Rojo is extremely disciplined and trains daily; first, an hour of fitness, then a two hour ballet class. She may appear delicate, but she is very tough, and needs to be to maintain such high standards. Still, she is known to look exhausted at the end of every performance. On playing Juliet, Rojo reflects: “you’ve lost everything and you have killed yourself…but you are still expected to come back for a curtain call, straight away”. Rojo finds this rewarding but intrusive. She sometimes feels she needs to take 5 minutes to “come back as Tamara”.
Giving everything as Juliet in Romeo and Juliet (photo © David Jensen)
In a fascinating interview for The Southbank Show, Melvyn Bragg quoted her in describing herself as ‘Never the best dancer…but the most bloody-minded’. Rojo had been told many times that she would not be a ballerina since she did not have the perfect physique. But she got there through determination, stubbornness and hard work. Rojo is also a self-professed obsessive and perfectionist with everything to do with ballet.
Not the perfect physique ? (photo via Hoss Intropia)
On emotions, falling in love, and trust
Rojo is a highly emotional ballet dancer and seeks to “connect with humans in an emotional way, rather than an intellectual way”. Falling in love on stage leads to a lot of connection. Or perhaps it’s the other way round. She claims she can be intensely in love with her male leads for hours on stage. When pressed on this matter in an episode of Desert Island Discs, Rojo set out some clear boundaries: “I can fall in love a million times with the men on stage but I don’t carry it home”. She regards this as a kind of animalistic love, and states that it would never work in real life.
Finding romance on stage (photo © David Jensen)
Trust is vital in ballet dancing partnerships. This goes beyond ability. Rojo trusts Carlos Acosta not to drop her, of course, but she also relies on emotional trust. A form of trust “to take things that little bit further”, without being embarrassed when looking at each other in training the next day. Trust is built on honesty and sharing, of course. These are essential qualities in any successful partnership, but especially in such an intensely dramatic one.
Emotionally and physically, Rojo thrives on taking things to the limit, but always recognizing that you need to keep some of your head straight to deal with the technical demands.
Perfect poise and technique (photo © John Ross)
On the English National Ballet
Rojo sees herself as a curator of the collection of classics as well as an investor in new creativity. She believes that ballet is a very healthy art form in the UK, one that is constantly creating. Ballet is alive and evolving.
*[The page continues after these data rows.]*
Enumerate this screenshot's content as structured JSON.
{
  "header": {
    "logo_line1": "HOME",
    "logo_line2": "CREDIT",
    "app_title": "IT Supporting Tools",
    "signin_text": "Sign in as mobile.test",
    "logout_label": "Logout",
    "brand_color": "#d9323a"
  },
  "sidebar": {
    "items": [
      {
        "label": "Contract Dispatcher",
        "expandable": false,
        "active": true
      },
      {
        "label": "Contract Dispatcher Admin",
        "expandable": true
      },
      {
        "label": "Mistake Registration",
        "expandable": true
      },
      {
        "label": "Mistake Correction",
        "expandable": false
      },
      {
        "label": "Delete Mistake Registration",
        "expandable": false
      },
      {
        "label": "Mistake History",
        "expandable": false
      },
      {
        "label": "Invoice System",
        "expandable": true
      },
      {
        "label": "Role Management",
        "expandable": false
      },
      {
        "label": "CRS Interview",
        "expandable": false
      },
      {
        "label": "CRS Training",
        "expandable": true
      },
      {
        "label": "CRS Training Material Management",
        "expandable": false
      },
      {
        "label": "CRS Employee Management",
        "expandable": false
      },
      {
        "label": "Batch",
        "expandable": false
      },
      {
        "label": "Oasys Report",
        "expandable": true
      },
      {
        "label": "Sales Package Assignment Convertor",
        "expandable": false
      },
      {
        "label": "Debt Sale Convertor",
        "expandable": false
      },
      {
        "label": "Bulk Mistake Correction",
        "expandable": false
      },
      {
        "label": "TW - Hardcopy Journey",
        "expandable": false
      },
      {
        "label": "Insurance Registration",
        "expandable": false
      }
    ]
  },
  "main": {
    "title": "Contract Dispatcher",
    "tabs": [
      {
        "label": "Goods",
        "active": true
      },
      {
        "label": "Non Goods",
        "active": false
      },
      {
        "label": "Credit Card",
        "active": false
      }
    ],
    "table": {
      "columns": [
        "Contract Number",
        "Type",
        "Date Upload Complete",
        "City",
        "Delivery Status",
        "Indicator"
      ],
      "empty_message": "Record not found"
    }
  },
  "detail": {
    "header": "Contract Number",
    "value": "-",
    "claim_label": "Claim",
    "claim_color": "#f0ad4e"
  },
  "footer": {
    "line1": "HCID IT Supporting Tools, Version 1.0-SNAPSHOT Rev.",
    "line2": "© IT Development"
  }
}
Rojo also sees great freedom of creativity in Britain and believes that, artistically speaking, we live in a very liberal country.
Relaxed on the state of ballet in Britain (photo via the Daily Telegraph)
In an encouraging and inclusive approach, Rojo is proud to point out that the audience of the ENB is not the elite. The ENB is a touring company without a settled home. Ticket prices are not hyper inflated. She firmly believes that “Ballet is for everyone”. Also, that you don’t necessarily have to know the story before you attend a show. Words in the programme are not necessary; the language of ballet is dance. I’m not sure I can quite share her lack of regard for words, but on balance I might exchange some of my words for some of her emotions and flexibility.
Tamara Rojo CBE (photo © Press Association)
Under Rojo’s direction, the ENB has been transformed with new ideas and new ways to make ballet relevant. This includes the way the classical repertoire has been presented, the introduction of new ballets, the places where the company has performed, the way the dancers have trained and the style of choreography. Much of this has been delivered with more than a hint of Spanish passion and intensity. In this way, English cultural values have been challenged, embraced and enhanced.
© Eddie Hewitt 2016
All quotes take from interviews on The South Bank Show and Desert Island Discs
TR’s Swan Lake Page
English National Ballet